It was an effort to keep my eyes from drooping and dozing when Vijay and I were again subjected to the photographers’ so called romantic poses. Who would feel romantic with a flash light on their face at 10 o’clock in the night and cousins passing swift comments? Vijay was lucky for he was excused for the day after the photo session but the poor me was again asked to change costume for another round of ‘Nalungu’. If it not had been for the rose water that the women folks were sprinkling on me one after the other, I would have fallen asleep right then.
Though I was totally tired, sleep evaded me. Reception was just a rehearsal, wedding was the D-Day and it was our wedding the next day. I was tempted to SMS Vijay and talk to him just the way I always do when I was feeling different. Of all the days, it was then that I wanted to hear his voice and feel the support in it. But know what? They say, bride and groom conversing before the wedding was bad omen and it wasn’t the omen but that belief that made me feel bad. We both were in adjacent rooms, not seeing or talking or sharing our feelings, turning and trying to sleep fruitlessly.
Feb 2nd, 2009 dawned early and thankfully my restlessness had gone to sleep when I woke up. Fresh oil bath and the scent of morning flowers lifted my spirits that I smiled without forced effort. I was again dressed and made to adorn traditional attire and I didn’t crib about it this time. Daylight and a proper breakfast indeed had magic-ked my mood from mourn to merriment. Vijay and I didn’t have to stand or pose as much as we had to the day before for the priest kept us engaged. The analytical me mocked at me myself for doing and chanting things that I never understood but the coyness of a bride (believe me, I did feel a little shy and coy) made me succumb.
Neither Vijay nor I realized it was time when the priest gave his ‘Getti Meylam’ signal. With all the pee pee pee dum dum dum, Vijay tied the nuptial knot around my neck making me his life partner. I felt a lovely feel within, a feel that Vijay and I have been bonded forever, to belong to each other fully and rightfully with no inhibitions or reservations. No more ‘just friends’, no more ‘boyfriend-girlfriend’, no more fiancé, we were now proudly husband and wife. Thanks to the marriage registrar who had come to the wedding hall and had us sign our marriage agreement that we officially became Mr. & Mrs. Vijay.

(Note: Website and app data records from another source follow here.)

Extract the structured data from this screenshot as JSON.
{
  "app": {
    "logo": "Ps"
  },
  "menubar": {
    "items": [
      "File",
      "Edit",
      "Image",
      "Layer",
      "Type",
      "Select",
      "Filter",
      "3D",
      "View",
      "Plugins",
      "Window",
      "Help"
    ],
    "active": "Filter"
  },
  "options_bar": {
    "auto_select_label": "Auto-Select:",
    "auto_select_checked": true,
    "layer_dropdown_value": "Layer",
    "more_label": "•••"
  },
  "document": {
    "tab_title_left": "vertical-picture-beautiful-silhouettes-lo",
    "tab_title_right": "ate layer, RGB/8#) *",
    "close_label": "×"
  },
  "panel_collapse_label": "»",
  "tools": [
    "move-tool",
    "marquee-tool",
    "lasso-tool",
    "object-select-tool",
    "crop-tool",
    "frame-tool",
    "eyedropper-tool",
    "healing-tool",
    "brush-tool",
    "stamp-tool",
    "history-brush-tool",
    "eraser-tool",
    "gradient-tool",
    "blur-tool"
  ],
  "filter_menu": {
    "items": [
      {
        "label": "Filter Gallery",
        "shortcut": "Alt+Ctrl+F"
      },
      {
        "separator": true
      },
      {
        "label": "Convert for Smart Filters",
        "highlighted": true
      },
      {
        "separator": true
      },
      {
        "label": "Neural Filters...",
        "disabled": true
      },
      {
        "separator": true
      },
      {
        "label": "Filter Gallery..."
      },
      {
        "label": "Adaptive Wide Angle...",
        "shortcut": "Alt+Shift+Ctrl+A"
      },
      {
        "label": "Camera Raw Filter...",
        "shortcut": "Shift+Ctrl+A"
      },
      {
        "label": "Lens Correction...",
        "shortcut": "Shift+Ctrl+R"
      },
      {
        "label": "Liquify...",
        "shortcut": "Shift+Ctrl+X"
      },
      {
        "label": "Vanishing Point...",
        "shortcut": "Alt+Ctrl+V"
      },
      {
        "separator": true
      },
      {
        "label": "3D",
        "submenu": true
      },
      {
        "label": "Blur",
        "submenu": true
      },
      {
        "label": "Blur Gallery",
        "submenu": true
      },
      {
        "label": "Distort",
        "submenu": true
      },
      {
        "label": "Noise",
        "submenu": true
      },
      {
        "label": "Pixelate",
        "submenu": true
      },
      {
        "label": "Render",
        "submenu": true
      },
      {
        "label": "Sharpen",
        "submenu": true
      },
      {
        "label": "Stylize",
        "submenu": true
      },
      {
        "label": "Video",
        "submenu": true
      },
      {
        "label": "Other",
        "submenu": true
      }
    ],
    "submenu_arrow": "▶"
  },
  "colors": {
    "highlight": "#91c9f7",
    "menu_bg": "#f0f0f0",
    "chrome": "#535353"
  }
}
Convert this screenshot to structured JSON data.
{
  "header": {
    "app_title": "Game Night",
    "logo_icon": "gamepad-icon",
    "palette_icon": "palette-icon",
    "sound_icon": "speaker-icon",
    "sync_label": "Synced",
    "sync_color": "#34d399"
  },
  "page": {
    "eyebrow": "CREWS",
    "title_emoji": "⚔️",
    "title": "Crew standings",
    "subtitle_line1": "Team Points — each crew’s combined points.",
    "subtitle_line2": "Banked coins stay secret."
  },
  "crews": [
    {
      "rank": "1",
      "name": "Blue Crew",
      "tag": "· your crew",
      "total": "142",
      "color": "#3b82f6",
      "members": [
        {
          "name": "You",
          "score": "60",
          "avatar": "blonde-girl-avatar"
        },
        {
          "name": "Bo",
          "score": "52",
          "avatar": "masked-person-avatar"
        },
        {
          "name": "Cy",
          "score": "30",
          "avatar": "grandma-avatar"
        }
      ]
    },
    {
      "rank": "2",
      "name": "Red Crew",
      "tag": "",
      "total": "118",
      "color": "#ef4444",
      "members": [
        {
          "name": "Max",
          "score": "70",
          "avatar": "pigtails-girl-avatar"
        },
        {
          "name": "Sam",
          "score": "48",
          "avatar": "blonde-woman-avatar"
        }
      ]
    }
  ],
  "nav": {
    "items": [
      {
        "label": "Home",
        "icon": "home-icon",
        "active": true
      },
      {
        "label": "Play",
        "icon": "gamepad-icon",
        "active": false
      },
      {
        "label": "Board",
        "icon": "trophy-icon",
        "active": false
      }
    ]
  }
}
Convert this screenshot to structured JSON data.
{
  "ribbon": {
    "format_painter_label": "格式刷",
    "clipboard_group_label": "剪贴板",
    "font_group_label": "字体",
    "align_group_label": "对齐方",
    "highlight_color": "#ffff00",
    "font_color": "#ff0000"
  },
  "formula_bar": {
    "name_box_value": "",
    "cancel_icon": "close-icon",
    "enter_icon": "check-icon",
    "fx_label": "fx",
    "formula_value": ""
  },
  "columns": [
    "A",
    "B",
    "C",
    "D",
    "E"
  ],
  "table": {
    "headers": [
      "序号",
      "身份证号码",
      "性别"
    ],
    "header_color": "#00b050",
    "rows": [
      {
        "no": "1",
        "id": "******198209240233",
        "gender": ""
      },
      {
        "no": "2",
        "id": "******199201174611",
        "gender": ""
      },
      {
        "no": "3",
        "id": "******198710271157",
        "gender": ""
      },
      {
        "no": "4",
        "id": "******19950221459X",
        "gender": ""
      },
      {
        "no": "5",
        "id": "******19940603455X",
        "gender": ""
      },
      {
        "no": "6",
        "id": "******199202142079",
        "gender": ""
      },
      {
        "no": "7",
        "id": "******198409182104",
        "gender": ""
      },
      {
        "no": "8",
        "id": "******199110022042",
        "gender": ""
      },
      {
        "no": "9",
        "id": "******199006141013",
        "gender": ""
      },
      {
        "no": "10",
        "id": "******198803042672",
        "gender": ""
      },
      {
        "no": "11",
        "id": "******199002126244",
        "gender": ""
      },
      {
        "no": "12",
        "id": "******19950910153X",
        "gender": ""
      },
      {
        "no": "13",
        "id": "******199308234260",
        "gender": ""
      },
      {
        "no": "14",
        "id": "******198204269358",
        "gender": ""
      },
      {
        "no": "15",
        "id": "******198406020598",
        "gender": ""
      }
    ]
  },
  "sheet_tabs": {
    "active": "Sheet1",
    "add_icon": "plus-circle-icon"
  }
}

Whatever confusion I underwent over the week before the wedding seemed too insignificant then for my heart re-iterated it loud and bold “This is what you wanted Archu and that is exactly what you have”. I was genuinely happy, as happy can be. More rituals and customs followed but nothing bothered me anymore. Let the ceremonies run on for hours. Let the celebrations go on for days. Let them take all the time they need to settle down. I have a lifetime with Vijay and that is what that really matters, isn’t it?